The Size and Shape of Governance
Nowhere is the one-size-fits-all approach to church life more likely to cause difficulty than when it is applied to congregational governance. Most churches organize their affairs according to the established polity of the denomination of which they are members. The basic problem with this approach is that the overwhelming majority of churches are small ones, so the models of church organization recommended (or required) by most denominations tend to be biased toward the needs of smaller churches (150 members or fewer). As a result, large churches (550 members or more) often find it necessary to operate counter to the norms of their own denominational polity. While the large church’s organizational structure ought to embody the principles of its denomination’s polity, it is not always practical or possible to incorporate all of the practices customarily associated with that polity. Every church needs an organizational structure that is commensurate with the size of its membership and scope of its activities.
Church consultant Herb Miller identifies five key components in the governance system of congregations (although his precise arrangement and terminology differ somewhat from what follows):
- Visioning and policy setting;
- Coordinating, calendaring and communicating;
- Planning and program management;
- Serving in shared ministry and implementing programs;
- Recruiting and training.
Strictly speaking, the fourth category is really volunteer staffing rather than governance, but many categorize it as governance nonetheless. In smaller churches, boards will typically express an interest in all five categories, but tend to focus on the middle three, while well-focused boards in large churches will devote their attention almost exclusively to visioning and policy setting. In between, churches adapt their organizational structure to fit the needs of their size – unless, of course, their boards are especially fond of day-long meetings!
Visioning and Policy Setting
Visioning and policy setting are – or at least ought to be – common to the work of boards in all sizes of congregations. Naturally, this role is a more refined and sophisticated art in most large churches, where boards fulfill their responsibilities largely by articulating ends (or vision) and developing a body of policies to govern congregational life.
Coordinating, Calendaring and Communicating
Coordinating, calendaring and communicating are typically board work in both family (50 people or fewer attending weekly) and pastoral (50 to 150 people attending weekly) churches. By the time a congregation grows to the size of a program church (150 to 350 people attending weekly), this work becomes burdensome if it remains with the board, so congregations establish “program councils” or “all-church councils” to undertake this function. If a church continues to grow until it is a corporate congregation (350 or more people attending weekly), then the church will generally find that such a council is far less useful than it once was, since much of the council’s work shifts quite naturally to paid church staff.
Planning and Program Management
Very little of the work commonly performed by committees is properly understood as governance. Program planning, management and implementation, along with various shared ministries, are staffing matters rather than governance. Some find it difficult to separate the two and most churches cannot be bothered doing it, fearing that it might be seen to diminish the value of program work. Yet it is important to make the distinction in large churches, where volunteer staffing is increasingly coordinated by paid program staff rather than through the governance structures of a congregation.

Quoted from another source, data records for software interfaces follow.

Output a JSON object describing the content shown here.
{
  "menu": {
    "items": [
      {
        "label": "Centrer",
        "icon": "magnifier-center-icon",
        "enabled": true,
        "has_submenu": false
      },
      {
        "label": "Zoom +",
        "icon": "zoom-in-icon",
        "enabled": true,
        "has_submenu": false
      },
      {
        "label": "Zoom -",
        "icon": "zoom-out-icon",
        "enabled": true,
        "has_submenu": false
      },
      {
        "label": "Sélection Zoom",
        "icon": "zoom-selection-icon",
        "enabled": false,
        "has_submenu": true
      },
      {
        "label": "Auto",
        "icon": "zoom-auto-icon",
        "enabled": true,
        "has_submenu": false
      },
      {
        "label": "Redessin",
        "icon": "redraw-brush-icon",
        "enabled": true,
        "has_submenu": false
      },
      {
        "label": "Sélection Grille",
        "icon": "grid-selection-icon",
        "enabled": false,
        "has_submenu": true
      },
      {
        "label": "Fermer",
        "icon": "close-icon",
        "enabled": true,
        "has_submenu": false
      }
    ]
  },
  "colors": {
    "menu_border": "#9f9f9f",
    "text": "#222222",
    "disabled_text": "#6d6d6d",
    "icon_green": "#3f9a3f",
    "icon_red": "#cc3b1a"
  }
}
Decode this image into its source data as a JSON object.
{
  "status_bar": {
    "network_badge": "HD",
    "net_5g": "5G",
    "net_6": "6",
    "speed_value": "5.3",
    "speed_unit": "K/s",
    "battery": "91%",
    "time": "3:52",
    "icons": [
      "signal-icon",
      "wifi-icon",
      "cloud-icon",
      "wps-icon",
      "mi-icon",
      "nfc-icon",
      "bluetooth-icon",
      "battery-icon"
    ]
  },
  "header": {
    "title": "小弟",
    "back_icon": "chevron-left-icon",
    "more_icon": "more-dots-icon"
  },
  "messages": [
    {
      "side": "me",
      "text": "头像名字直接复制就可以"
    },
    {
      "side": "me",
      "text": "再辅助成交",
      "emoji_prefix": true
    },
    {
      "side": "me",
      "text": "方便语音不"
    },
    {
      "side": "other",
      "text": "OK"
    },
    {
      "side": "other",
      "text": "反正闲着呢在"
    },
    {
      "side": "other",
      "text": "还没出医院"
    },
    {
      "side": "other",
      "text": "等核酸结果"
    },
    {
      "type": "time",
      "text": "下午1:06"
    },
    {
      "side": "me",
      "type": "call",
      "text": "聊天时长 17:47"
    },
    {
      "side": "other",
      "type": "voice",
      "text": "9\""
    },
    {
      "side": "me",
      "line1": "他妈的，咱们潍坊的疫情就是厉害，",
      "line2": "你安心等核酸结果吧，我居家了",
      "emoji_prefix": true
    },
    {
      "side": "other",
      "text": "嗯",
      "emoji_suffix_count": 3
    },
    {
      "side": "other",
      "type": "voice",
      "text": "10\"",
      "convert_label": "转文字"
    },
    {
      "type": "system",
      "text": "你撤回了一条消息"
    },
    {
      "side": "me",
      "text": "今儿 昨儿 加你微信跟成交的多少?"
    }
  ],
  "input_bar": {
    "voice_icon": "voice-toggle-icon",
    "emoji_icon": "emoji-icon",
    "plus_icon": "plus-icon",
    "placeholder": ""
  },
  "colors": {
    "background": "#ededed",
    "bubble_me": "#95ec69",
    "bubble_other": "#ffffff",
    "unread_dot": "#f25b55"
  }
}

Serving in Shared Ministry
“For God so loved the world, he did not send a committee – he sent a minister,” I recall John Cummins, an esteemed Unitarian Universalist minister, remarking several years ago. With few exceptions, people do not join churches in order to attend board or committee meetings. So if we feel inclined to complain about the shortage of volunteers to fill committee spots, we would do well to remember that most people would rather devote their precious time to the work of shared ministry. Although committees are indeed important, salvation by committee is not sound doctrine!
Recruiting and Training
The fifth aspect of governance – recruitment and training – yields happier results when churches strive for an economy of committee work and an abundance of ministry!
Church size authorities universally agree that the larger a church becomes, the smaller its governing board needs to be! Seven to nine board members is all that a large church really needs to get the job done. This is not because large congregations are any less committed to member participation and democratic process that smaller ones. Instead, it is simply a consequence of the differing nature of the board’s work in congregations of different size. As the board in a large church comes to sharpen its focus on governing through policy-setting rather than direct management, it benefits from reduced size. Similarly, large churches need fewer standing committees and not more! Although it seems counter-intuitive, leaner and more focused governance actually enhances democratic accountability and, by helping to free up volunteer resources for shared ministry, can contribute to increased participation in church life!
© 2006 Unitarian Universalist Association. All rights reserved. Religious organizations and congregations are free to duplicate and distribute this essay within their institutions. Commercial distribution is expressly prohibited without permission.